▼

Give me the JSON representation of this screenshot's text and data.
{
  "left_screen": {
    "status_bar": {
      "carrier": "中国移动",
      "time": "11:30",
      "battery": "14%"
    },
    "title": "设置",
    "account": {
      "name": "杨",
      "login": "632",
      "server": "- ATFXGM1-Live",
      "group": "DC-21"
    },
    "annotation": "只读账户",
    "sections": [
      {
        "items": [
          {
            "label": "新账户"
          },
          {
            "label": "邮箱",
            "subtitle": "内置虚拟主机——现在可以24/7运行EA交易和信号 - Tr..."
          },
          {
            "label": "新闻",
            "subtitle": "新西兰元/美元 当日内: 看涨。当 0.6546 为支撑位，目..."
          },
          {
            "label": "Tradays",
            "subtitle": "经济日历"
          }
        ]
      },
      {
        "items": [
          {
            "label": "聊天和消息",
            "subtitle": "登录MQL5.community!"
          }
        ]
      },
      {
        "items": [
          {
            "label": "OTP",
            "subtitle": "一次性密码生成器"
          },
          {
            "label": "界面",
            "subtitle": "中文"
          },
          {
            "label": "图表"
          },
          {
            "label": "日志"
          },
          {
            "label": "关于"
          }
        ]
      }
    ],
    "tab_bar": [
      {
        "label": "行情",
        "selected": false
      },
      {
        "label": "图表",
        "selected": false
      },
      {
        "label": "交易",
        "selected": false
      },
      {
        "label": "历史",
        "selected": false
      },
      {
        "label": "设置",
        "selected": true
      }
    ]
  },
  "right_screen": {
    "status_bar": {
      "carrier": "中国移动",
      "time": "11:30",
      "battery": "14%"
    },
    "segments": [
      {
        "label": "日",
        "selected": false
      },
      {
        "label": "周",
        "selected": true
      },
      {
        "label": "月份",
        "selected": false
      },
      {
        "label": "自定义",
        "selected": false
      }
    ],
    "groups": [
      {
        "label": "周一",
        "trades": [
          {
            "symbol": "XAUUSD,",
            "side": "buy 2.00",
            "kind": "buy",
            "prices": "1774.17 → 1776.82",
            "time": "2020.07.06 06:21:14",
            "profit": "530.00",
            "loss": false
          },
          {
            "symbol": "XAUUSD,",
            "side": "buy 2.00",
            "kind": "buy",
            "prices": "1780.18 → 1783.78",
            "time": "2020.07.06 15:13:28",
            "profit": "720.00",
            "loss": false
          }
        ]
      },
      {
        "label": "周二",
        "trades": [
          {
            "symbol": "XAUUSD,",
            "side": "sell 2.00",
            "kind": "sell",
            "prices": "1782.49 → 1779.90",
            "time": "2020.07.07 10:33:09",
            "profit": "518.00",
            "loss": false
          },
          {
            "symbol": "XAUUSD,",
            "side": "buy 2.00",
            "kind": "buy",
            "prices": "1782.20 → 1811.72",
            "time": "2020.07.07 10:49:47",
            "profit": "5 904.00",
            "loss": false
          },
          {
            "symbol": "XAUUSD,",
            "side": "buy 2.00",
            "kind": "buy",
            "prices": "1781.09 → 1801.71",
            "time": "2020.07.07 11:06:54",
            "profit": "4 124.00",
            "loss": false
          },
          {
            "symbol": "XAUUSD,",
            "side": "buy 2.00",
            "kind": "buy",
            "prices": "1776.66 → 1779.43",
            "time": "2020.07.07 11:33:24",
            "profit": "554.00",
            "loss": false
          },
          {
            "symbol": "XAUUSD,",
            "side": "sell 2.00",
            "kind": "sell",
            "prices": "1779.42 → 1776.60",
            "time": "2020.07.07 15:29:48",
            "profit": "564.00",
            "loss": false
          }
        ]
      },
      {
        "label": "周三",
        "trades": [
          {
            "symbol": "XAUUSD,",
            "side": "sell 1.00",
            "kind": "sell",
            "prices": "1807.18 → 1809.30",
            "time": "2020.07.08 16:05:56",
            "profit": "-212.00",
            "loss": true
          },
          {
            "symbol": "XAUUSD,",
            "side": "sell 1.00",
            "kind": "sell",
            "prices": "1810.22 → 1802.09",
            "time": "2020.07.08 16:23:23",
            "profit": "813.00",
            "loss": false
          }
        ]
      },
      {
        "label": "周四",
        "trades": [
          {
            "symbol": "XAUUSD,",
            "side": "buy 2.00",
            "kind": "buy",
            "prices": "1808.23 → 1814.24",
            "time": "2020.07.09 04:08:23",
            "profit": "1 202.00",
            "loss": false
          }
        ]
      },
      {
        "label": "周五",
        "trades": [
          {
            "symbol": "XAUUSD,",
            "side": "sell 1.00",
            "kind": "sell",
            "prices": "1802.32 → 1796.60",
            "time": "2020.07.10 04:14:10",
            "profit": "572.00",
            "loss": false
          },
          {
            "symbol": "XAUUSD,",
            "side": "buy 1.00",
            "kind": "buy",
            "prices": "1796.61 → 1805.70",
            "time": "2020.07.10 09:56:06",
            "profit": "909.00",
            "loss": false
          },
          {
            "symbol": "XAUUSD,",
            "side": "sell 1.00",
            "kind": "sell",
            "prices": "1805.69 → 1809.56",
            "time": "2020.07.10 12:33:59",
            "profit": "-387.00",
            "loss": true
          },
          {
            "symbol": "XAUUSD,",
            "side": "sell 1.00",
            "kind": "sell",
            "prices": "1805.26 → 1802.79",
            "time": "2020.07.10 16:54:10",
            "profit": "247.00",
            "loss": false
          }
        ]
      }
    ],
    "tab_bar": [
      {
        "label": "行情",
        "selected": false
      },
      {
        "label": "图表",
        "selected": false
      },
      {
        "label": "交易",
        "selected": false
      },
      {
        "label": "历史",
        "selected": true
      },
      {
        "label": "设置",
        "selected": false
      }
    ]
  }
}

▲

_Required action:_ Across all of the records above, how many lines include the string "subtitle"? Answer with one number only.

_Exercise output:_ 6